Give a verbatim copy of the data, leaving the pictures out.

▶

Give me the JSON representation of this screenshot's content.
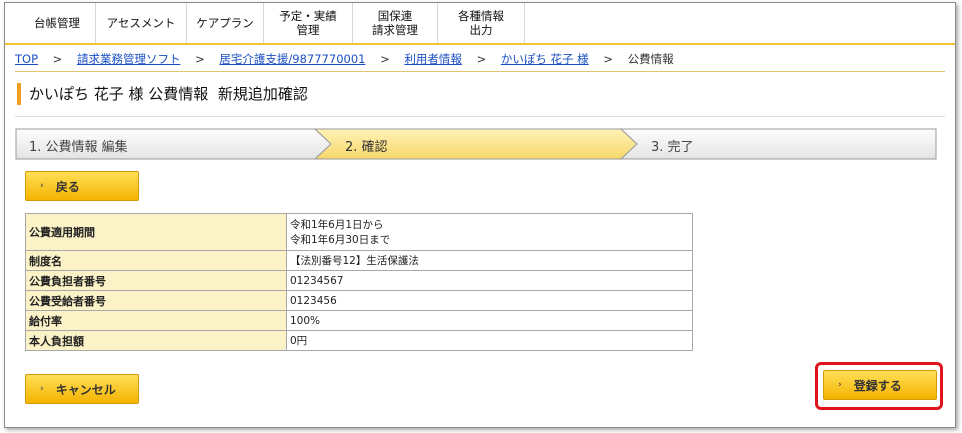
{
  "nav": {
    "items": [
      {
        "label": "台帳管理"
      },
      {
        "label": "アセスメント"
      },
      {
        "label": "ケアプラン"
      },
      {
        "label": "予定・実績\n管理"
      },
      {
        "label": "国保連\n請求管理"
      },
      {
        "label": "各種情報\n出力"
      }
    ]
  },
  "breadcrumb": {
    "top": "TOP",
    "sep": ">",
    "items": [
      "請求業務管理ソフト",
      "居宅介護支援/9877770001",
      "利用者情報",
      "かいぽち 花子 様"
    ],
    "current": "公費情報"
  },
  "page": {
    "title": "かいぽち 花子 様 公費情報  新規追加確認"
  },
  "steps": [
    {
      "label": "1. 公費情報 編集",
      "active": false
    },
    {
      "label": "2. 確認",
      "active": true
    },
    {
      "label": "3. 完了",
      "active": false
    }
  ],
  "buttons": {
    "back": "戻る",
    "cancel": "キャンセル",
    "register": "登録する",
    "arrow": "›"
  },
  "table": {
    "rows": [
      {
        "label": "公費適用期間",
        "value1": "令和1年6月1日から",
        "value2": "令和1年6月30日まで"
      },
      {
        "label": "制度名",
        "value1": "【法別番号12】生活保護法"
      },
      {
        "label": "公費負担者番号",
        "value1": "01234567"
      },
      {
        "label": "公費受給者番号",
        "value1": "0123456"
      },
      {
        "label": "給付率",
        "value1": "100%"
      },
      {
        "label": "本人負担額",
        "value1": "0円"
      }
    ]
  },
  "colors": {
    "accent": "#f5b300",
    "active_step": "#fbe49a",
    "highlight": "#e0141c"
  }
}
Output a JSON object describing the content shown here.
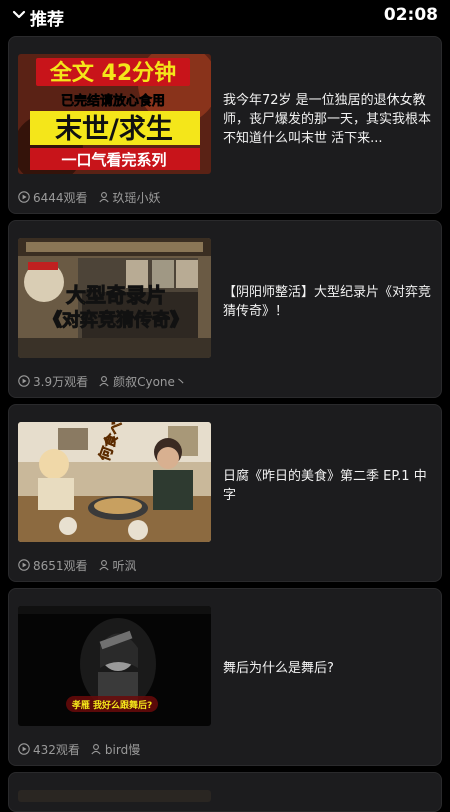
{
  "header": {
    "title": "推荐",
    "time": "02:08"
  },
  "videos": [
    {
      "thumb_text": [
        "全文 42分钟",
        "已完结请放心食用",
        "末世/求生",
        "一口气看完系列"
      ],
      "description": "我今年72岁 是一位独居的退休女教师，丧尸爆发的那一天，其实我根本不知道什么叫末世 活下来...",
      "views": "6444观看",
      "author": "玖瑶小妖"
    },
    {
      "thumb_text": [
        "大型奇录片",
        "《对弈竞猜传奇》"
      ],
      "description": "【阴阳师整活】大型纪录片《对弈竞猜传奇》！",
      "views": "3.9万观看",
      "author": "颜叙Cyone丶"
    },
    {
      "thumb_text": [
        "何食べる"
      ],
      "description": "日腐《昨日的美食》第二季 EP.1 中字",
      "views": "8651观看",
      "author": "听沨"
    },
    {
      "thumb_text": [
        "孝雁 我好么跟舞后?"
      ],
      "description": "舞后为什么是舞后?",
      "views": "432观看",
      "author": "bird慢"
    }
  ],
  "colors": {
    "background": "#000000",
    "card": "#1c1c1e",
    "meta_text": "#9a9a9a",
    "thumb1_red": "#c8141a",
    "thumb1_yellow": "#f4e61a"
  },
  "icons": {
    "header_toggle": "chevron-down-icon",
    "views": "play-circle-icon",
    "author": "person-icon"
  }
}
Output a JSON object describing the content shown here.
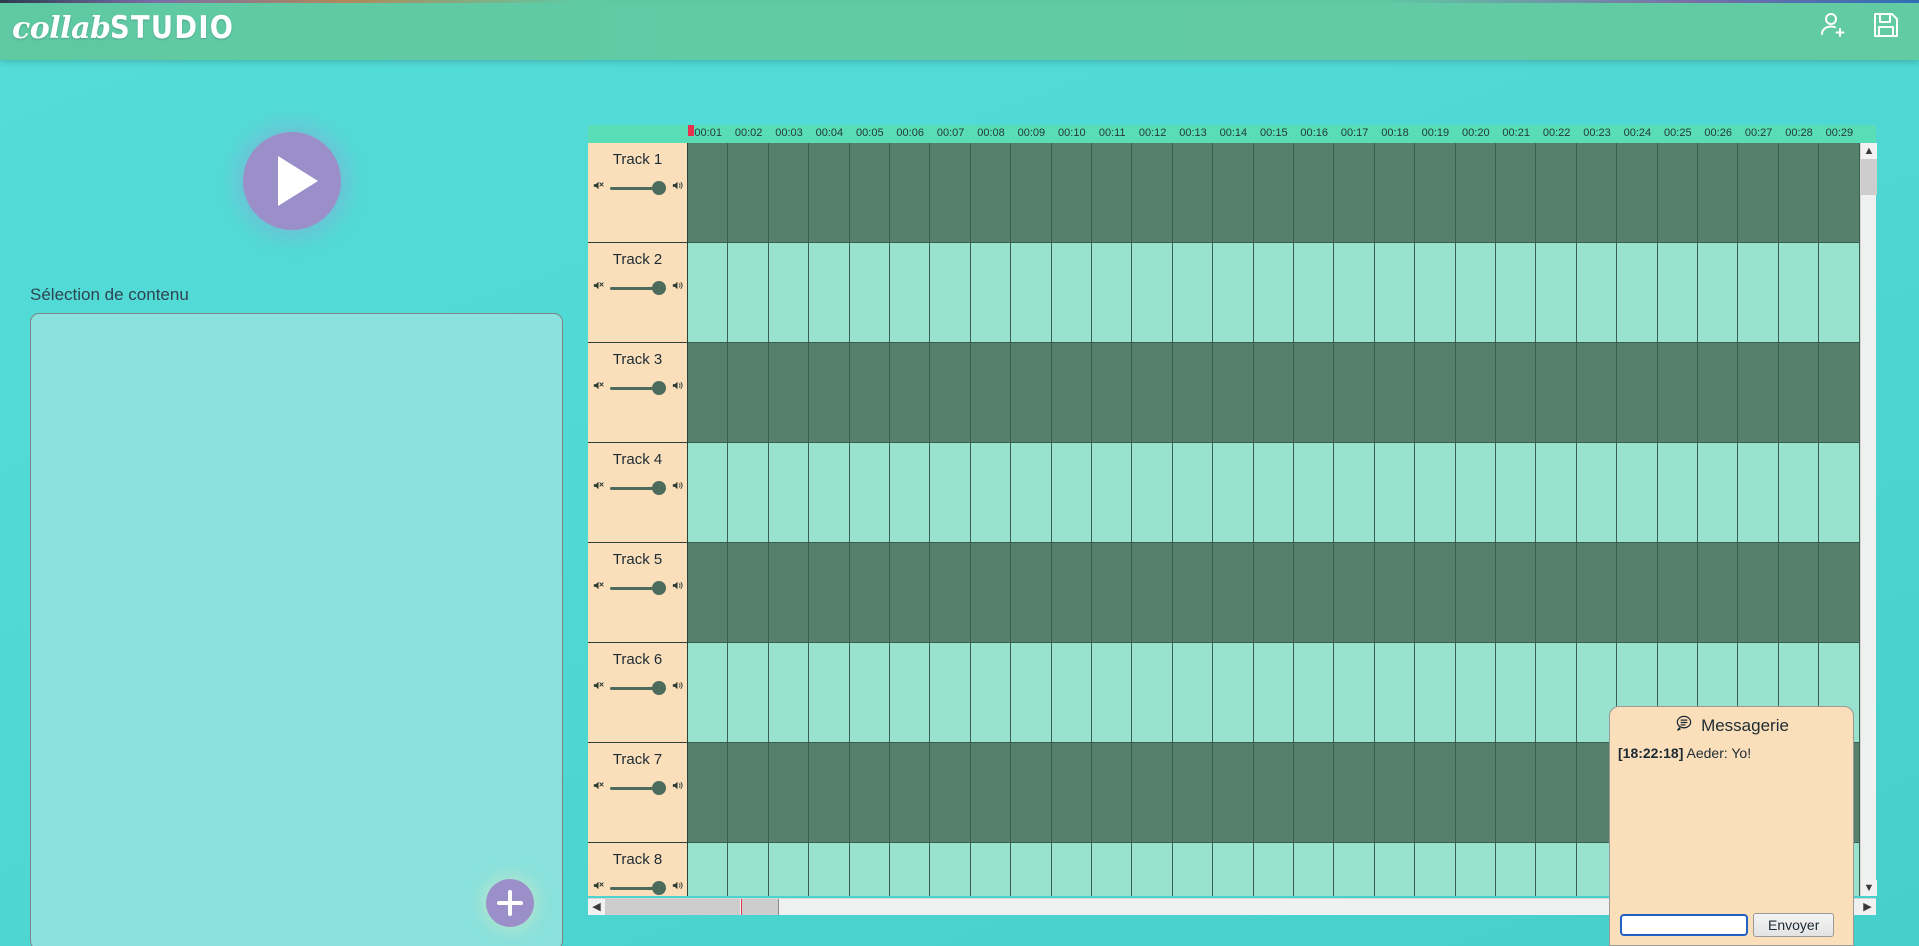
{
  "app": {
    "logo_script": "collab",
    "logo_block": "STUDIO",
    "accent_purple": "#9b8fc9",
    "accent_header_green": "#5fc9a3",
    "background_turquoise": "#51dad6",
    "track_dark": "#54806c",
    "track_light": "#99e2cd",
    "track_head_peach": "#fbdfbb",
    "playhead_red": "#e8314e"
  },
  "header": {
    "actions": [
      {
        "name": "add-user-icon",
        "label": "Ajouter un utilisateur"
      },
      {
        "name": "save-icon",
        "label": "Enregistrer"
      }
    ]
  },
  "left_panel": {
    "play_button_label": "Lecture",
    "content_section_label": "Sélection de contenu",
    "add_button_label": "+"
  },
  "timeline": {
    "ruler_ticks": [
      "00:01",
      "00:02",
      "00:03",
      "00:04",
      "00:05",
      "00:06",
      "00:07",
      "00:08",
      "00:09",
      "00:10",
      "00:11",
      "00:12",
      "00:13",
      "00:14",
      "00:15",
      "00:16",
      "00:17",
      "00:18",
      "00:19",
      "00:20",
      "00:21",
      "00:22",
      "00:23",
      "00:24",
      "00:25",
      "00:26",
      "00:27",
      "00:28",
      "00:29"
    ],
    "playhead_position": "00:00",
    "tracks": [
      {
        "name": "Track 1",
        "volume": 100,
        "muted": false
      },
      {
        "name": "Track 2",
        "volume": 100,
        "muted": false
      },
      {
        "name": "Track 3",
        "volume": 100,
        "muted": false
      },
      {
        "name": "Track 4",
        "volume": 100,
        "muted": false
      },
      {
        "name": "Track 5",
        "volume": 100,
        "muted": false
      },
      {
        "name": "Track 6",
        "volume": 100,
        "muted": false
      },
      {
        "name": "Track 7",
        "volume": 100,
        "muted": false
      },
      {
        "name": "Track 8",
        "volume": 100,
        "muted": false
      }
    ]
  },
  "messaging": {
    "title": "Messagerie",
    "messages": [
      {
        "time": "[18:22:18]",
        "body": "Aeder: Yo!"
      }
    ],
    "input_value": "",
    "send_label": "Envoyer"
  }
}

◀

▶ Written solution:
Give me the JSON representation of this screenshot's content.
{
  "nav": {
    "items": [
      {
        "label": "台帳管理"
      },
      {
        "label": "アセスメント"
      },
      {
        "label": "ケアプラン"
      },
      {
        "label": "予定・実績\n管理"
      },
      {
        "label": "国保連\n請求管理"
      },
      {
        "label": "各種情報\n出力"
      }
    ]
  },
  "breadcrumb": {
    "top": "TOP",
    "sep": ">",
    "items": [
      "請求業務管理ソフト",
      "居宅介護支援/9877770001",
      "利用者情報",
      "かいぽち 花子 様"
    ],
    "current": "公費情報"
  },
  "page": {
    "title": "かいぽち 花子 様 公費情報  新規追加確認"
  },
  "steps": [
    {
      "label": "1. 公費情報 編集",
      "active": false
    },
    {
      "label": "2. 確認",
      "active": true
    },
    {
      "label": "3. 完了",
      "active": false
    }
  ],
  "buttons": {
    "back": "戻る",
    "cancel": "キャンセル",
    "register": "登録する",
    "arrow": "›"
  },
  "table": {
    "rows": [
      {
        "label": "公費適用期間",
        "value1": "令和1年6月1日から",
        "value2": "令和1年6月30日まで"
      },
      {
        "label": "制度名",
        "value1": "【法別番号12】生活保護法"
      },
      {
        "label": "公費負担者番号",
        "value1": "01234567"
      },
      {
        "label": "公費受給者番号",
        "value1": "0123456"
      },
      {
        "label": "給付率",
        "value1": "100%"
      },
      {
        "label": "本人負担額",
        "value1": "0円"
      }
    ]
  },
  "colors": {
    "accent": "#f5b300",
    "active_step": "#fbe49a",
    "highlight": "#e0141c"
  }
}
Output a JSON object describing the content shown here.
{
  "header": {
    "title": "推荐",
    "time": "02:08"
  },
  "videos": [
    {
      "thumb_text": [
        "全文 42分钟",
        "已完结请放心食用",
        "末世/求生",
        "一口气看完系列"
      ],
      "description": "我今年72岁 是一位独居的退休女教师，丧尸爆发的那一天，其实我根本不知道什么叫末世 活下来...",
      "views": "6444观看",
      "author": "玖瑶小妖"
    },
    {
      "thumb_text": [
        "大型奇录片",
        "《对弈竞猜传奇》"
      ],
      "description": "【阴阳师整活】大型纪录片《对弈竞猜传奇》！",
      "views": "3.9万观看",
      "author": "颜叙Cyone丶"
    },
    {
      "thumb_text": [
        "何食べる"
      ],
      "description": "日腐《昨日的美食》第二季 EP.1 中字",
      "views": "8651观看",
      "author": "听沨"
    },
    {
      "thumb_text": [
        "孝雁 我好么跟舞后?"
      ],
      "description": "舞后为什么是舞后?",
      "views": "432观看",
      "author": "bird慢"
    }
  ],
  "colors": {
    "background": "#000000",
    "card": "#1c1c1e",
    "meta_text": "#9a9a9a",
    "thumb1_red": "#c8141a",
    "thumb1_yellow": "#f4e61a"
  },
  "icons": {
    "header_toggle": "chevron-down-icon",
    "views": "play-circle-icon",
    "author": "person-icon"
  }
}
Output a JSON object describing the content shown here.
{
  "app": {
    "logo_script": "collab",
    "logo_block": "STUDIO",
    "accent_purple": "#9b8fc9",
    "accent_header_green": "#5fc9a3",
    "background_turquoise": "#51dad6",
    "track_dark": "#54806c",
    "track_light": "#99e2cd",
    "track_head_peach": "#fbdfbb",
    "playhead_red": "#e8314e"
  },
  "header": {
    "actions": [
      {
        "name": "add-user-icon",
        "label": "Ajouter un utilisateur"
      },
      {
        "name": "save-icon",
        "label": "Enregistrer"
      }
    ]
  },
  "left_panel": {
    "play_button_label": "Lecture",
    "content_section_label": "Sélection de contenu",
    "add_button_label": "+"
  },
  "timeline": {
    "ruler_ticks": [
      "00:01",
      "00:02",
      "00:03",
      "00:04",
      "00:05",
      "00:06",
      "00:07",
      "00:08",
      "00:09",
      "00:10",
      "00:11",
      "00:12",
      "00:13",
      "00:14",
      "00:15",
      "00:16",
      "00:17",
      "00:18",
      "00:19",
      "00:20",
      "00:21",
      "00:22",
      "00:23",
      "00:24",
      "00:25",
      "00:26",
      "00:27",
      "00:28",
      "00:29"
    ],
    "playhead_position": "00:00",
    "tracks": [
      {
        "name": "Track 1",
        "volume": 100,
        "muted": false
      },
      {
        "name": "Track 2",
        "volume": 100,
        "muted": false
      },
      {
        "name": "Track 3",
        "volume": 100,
        "muted": false
      },
      {
        "name": "Track 4",
        "volume": 100,
        "muted": false
      },
      {
        "name": "Track 5",
        "volume": 100,
        "muted": false
      },
      {
        "name": "Track 6",
        "volume": 100,
        "muted": false
      },
      {
        "name": "Track 7",
        "volume": 100,
        "muted": false
      },
      {
        "name": "Track 8",
        "volume": 100,
        "muted": false
      }
    ]
  },
  "messaging": {
    "title": "Messagerie",
    "messages": [
      {
        "time": "[18:22:18]",
        "body": "Aeder: Yo!"
      }
    ],
    "input_value": "",
    "send_label": "Envoyer"
  }
}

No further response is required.